Data records
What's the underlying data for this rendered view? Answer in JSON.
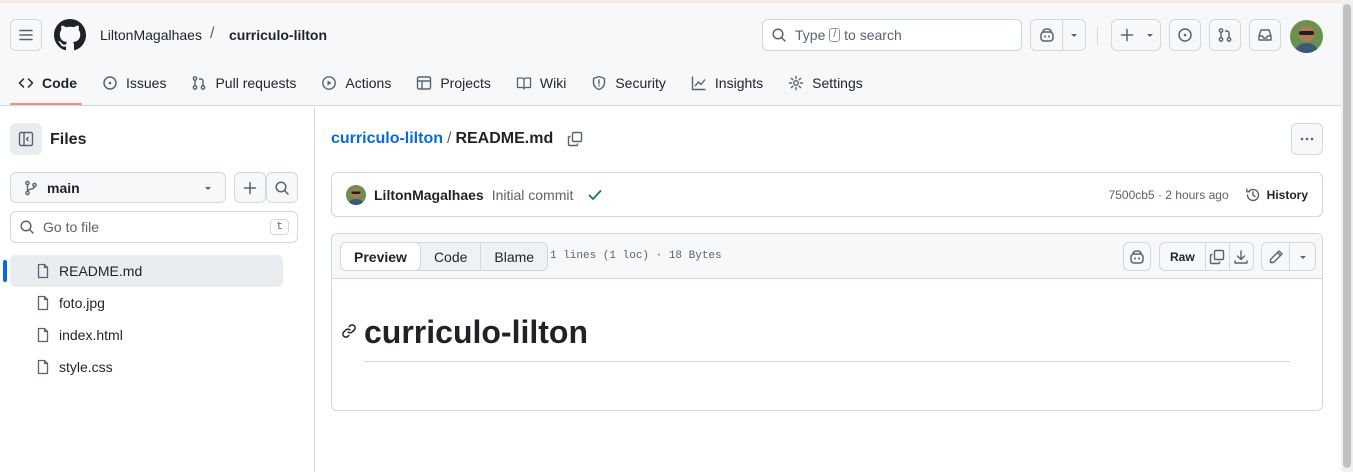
{
  "header": {
    "owner": "LiltonMagalhaes",
    "separator": "/",
    "repo": "curriculo-lilton",
    "search": {
      "before": "Type",
      "key": "/",
      "after": "to search"
    }
  },
  "tabs": [
    {
      "label": "Code",
      "icon": "code-icon"
    },
    {
      "label": "Issues",
      "icon": "issue-opened-icon"
    },
    {
      "label": "Pull requests",
      "icon": "git-pull-request-icon"
    },
    {
      "label": "Actions",
      "icon": "play-icon"
    },
    {
      "label": "Projects",
      "icon": "table-icon"
    },
    {
      "label": "Wiki",
      "icon": "book-icon"
    },
    {
      "label": "Security",
      "icon": "shield-icon"
    },
    {
      "label": "Insights",
      "icon": "graph-icon"
    },
    {
      "label": "Settings",
      "icon": "gear-icon"
    }
  ],
  "sidebar": {
    "title": "Files",
    "branch": "main",
    "goto_placeholder": "Go to file",
    "goto_key": "t",
    "files": [
      {
        "name": "README.md",
        "selected": true
      },
      {
        "name": "foto.jpg",
        "selected": false
      },
      {
        "name": "index.html",
        "selected": false
      },
      {
        "name": "style.css",
        "selected": false
      }
    ]
  },
  "breadcrumb": {
    "repo": "curriculo-lilton",
    "separator": "/",
    "file": "README.md"
  },
  "commit": {
    "author": "LiltonMagalhaes",
    "message": "Initial commit",
    "hash_time": "7500cb5 · 2 hours ago",
    "history_label": "History"
  },
  "file_view": {
    "tabs": [
      "Preview",
      "Code",
      "Blame"
    ],
    "active_tab": "Preview",
    "info": "1 lines (1 loc) · 18 Bytes",
    "raw_label": "Raw"
  },
  "readme": {
    "heading": "curriculo-lilton"
  },
  "colors": {
    "accent_link": "#0969da",
    "tab_underline": "#fd8c73",
    "success": "#1a7f37"
  }
}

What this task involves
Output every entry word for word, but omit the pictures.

Result for this exercise
What's the underlying data for this rendered view? Answer in JSON.
{
  "header": {
    "owner": "LiltonMagalhaes",
    "separator": "/",
    "repo": "curriculo-lilton",
    "search": {
      "before": "Type",
      "key": "/",
      "after": "to search"
    }
  },
  "tabs": [
    {
      "label": "Code",
      "icon": "code-icon"
    },
    {
      "label": "Issues",
      "icon": "issue-opened-icon"
    },
    {
      "label": "Pull requests",
      "icon": "git-pull-request-icon"
    },
    {
      "label": "Actions",
      "icon": "play-icon"
    },
    {
      "label": "Projects",
      "icon": "table-icon"
    },
    {
      "label": "Wiki",
      "icon": "book-icon"
    },
    {
      "label": "Security",
      "icon": "shield-icon"
    },
    {
      "label": "Insights",
      "icon": "graph-icon"
    },
    {
      "label": "Settings",
      "icon": "gear-icon"
    }
  ],
  "sidebar": {
    "title": "Files",
    "branch": "main",
    "goto_placeholder": "Go to file",
    "goto_key": "t",
    "files": [
      {
        "name": "README.md",
        "selected": true
      },
      {
        "name": "foto.jpg",
        "selected": false
      },
      {
        "name": "index.html",
        "selected": false
      },
      {
        "name": "style.css",
        "selected": false
      }
    ]
  },
  "breadcrumb": {
    "repo": "curriculo-lilton",
    "separator": "/",
    "file": "README.md"
  },
  "commit": {
    "author": "LiltonMagalhaes",
    "message": "Initial commit",
    "hash_time": "7500cb5 · 2 hours ago",
    "history_label": "History"
  },
  "file_view": {
    "tabs": [
      "Preview",
      "Code",
      "Blame"
    ],
    "active_tab": "Preview",
    "info": "1 lines (1 loc) · 18 Bytes",
    "raw_label": "Raw"
  },
  "readme": {
    "heading": "curriculo-lilton"
  },
  "colors": {
    "accent_link": "#0969da",
    "tab_underline": "#fd8c73",
    "success": "#1a7f37"
  }
}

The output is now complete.